WORK ORDER: Read the lines below, and copy any that contain the string "from".

********

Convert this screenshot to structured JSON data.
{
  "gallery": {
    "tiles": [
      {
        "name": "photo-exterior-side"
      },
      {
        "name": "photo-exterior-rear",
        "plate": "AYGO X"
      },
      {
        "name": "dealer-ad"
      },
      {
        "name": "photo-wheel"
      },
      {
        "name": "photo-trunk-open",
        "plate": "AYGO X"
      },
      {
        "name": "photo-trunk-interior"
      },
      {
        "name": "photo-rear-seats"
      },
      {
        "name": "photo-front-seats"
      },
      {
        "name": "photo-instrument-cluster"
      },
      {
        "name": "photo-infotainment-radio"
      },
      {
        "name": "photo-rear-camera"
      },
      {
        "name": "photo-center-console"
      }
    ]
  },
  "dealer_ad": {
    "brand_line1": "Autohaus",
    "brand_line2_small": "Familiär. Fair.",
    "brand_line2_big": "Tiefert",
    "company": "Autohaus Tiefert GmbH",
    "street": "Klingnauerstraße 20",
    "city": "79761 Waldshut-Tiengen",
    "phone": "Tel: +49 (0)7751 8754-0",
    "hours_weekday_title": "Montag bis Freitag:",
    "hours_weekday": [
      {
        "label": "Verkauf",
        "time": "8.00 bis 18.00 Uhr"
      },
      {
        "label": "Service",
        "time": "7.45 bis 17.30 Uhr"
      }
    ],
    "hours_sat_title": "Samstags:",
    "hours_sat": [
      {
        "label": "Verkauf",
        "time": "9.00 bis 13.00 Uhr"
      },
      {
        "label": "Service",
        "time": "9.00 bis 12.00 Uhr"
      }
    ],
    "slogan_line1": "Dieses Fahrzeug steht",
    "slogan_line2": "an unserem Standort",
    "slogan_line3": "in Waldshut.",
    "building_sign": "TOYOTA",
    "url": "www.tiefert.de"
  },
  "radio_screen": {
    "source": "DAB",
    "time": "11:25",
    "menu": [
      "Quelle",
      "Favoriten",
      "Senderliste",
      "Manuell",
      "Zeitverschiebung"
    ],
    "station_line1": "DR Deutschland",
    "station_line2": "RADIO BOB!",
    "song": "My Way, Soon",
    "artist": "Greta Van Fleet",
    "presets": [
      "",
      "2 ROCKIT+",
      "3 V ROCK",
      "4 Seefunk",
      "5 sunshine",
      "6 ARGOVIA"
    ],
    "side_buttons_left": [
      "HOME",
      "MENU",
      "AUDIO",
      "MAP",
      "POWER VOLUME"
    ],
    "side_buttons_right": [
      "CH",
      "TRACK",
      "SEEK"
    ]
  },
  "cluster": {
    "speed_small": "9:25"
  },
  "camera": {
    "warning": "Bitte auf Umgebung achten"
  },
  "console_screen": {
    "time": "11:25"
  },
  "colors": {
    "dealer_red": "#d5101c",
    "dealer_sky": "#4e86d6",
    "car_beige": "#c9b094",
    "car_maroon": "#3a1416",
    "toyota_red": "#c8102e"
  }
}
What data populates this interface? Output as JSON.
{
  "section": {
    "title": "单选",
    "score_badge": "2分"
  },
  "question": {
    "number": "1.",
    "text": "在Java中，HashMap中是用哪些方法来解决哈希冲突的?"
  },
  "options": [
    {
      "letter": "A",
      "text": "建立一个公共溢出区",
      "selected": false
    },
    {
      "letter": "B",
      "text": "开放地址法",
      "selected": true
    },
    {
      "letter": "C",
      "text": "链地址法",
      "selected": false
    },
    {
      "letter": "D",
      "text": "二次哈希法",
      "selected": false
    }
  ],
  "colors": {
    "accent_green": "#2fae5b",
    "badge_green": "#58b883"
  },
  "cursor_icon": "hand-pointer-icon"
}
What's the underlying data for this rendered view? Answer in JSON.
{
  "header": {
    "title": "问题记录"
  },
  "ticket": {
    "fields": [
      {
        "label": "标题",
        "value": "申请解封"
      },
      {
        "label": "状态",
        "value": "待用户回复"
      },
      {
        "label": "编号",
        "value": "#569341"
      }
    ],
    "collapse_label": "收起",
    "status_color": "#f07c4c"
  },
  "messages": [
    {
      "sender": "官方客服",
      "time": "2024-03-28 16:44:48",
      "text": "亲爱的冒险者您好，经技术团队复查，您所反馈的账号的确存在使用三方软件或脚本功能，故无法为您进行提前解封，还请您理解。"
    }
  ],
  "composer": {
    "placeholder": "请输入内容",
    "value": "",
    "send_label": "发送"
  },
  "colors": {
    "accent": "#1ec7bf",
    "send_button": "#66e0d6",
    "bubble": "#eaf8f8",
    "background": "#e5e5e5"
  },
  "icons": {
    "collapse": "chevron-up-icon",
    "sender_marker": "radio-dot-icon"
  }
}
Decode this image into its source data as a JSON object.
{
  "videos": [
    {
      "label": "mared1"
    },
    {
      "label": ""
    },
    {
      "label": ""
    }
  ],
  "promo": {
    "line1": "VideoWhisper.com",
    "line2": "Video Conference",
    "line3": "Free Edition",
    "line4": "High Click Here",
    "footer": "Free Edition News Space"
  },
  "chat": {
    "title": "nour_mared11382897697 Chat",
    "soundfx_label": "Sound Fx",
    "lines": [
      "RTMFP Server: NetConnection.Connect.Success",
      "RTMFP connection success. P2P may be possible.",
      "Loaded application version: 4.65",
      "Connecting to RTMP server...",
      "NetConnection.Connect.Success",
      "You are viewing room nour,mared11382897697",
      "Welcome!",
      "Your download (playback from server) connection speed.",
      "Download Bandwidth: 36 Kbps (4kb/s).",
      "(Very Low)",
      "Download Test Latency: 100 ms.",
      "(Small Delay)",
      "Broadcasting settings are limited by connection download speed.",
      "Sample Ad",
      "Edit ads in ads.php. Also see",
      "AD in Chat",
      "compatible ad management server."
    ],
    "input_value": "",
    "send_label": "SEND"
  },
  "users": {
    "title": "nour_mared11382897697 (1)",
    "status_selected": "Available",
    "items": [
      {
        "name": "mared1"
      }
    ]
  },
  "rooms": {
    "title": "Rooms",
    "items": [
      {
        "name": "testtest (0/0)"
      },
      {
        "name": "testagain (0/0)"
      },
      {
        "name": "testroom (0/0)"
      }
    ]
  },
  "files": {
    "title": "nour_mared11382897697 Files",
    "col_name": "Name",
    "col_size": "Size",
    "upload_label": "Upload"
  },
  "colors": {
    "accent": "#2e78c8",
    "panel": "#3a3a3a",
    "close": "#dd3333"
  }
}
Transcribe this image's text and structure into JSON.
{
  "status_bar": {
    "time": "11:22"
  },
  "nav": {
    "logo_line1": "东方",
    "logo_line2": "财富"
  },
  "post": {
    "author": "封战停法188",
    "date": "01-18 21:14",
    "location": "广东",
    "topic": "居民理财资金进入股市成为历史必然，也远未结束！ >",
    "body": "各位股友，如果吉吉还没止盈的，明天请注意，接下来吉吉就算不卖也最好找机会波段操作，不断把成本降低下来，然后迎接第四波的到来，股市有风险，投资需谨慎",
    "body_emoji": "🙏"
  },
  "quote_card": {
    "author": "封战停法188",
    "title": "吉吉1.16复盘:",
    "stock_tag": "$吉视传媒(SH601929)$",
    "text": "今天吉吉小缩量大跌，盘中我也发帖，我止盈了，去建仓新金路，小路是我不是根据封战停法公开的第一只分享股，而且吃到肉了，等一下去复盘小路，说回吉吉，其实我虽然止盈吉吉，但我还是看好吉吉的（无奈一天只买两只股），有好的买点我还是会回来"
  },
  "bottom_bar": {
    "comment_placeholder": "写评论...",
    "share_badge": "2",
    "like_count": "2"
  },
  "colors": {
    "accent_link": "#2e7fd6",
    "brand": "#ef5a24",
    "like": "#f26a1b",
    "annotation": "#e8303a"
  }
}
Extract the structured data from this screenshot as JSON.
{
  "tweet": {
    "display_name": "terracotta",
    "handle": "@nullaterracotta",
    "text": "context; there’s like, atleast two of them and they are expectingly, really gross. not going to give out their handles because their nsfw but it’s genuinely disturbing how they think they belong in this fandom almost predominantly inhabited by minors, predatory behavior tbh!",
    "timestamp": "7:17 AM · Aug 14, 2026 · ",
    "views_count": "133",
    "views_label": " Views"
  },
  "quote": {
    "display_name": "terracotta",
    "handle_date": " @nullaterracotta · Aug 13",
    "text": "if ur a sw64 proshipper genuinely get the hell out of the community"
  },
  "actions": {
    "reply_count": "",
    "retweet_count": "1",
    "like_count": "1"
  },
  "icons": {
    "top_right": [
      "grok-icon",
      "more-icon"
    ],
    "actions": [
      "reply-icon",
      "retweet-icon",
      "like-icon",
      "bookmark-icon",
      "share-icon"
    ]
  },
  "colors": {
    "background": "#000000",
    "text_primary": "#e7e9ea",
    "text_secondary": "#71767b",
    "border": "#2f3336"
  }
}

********

EXPECTED ANSWER:
      "Your download (playback from server) connection speed.",
Extract the structured data from this screenshot as JSON.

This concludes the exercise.